It would be logical to assume that the states with the highest levels of human obesity would also have the highest rates of pet obesity. Banfield, a large national chain of veterinary hospitals, produced a report based on the animals they saw in their clinics in 2016 and determined that there was no such correlation between states with high amounts of human obesity and states with high levels of pet obesity. In fact, there was a little bit of a negative correlation – Colorado is the fittest state in the country for humans, but for pets, it’s in the top 20 fattest states.
Overall, 1 in every 3 pets seen at a Banfield clinic in 2016 was obese. In most breeds, you should be able to feel your dog’s ribs and spine. If you can’t feel his ribs, he’s overweight, and if you can actually see his ribs, he’s probably underweight.
So which states topped the list for plump pooches and fat cats? The states with the highest percentage of overweight dogs were: Minnesota, Nebraska, Michigan, Idaho, Nevada, New Mexico, Washington, Utah, Indiana, and Oregon. The states with the highest percentage of overweight cats were: Minnesota, Nebraska, Iowa, Idaho, Delaware, Michigan, Nevada, Kansas, Utah, and New Mexico. For contrast, the states with the highest percentage of overweight people are West Virginia, Mississippi, Alabama, Arkansas, Louisiana, Tennessee, Kentucky, Texas, Oklahoma, Michigan, and Indiana.
Being overweight is not only uncomfortable and unhealthy for your pet, but it can be hard on your wallet, as well. The Banfield report said owners of overweight dogs spent 17% more on their dog’s health care and 25% more on their medications, while owners of overweight cats spent 36% more on diagnostic tests.

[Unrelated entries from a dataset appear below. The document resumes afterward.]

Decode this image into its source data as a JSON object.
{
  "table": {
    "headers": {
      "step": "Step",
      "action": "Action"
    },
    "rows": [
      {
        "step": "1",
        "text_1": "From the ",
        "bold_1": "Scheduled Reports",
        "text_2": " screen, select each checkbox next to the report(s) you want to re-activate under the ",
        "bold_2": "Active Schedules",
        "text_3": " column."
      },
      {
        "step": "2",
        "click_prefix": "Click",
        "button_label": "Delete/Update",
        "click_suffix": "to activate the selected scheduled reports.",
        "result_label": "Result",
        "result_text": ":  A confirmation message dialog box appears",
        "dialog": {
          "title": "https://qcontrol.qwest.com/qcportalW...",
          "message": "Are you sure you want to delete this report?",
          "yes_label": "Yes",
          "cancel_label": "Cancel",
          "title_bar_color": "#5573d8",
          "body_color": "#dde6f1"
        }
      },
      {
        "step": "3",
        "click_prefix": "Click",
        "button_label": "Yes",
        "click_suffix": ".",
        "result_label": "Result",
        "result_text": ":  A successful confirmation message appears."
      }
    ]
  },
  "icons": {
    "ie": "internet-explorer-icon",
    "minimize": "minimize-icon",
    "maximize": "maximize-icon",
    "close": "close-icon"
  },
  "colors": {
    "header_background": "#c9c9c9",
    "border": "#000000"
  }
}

Just like humans, the best way for a pet to lose weight is through diet and exercise. There’s no better time to start than today to increase your pet’s health and happiness!
(H/T: The Washington Post)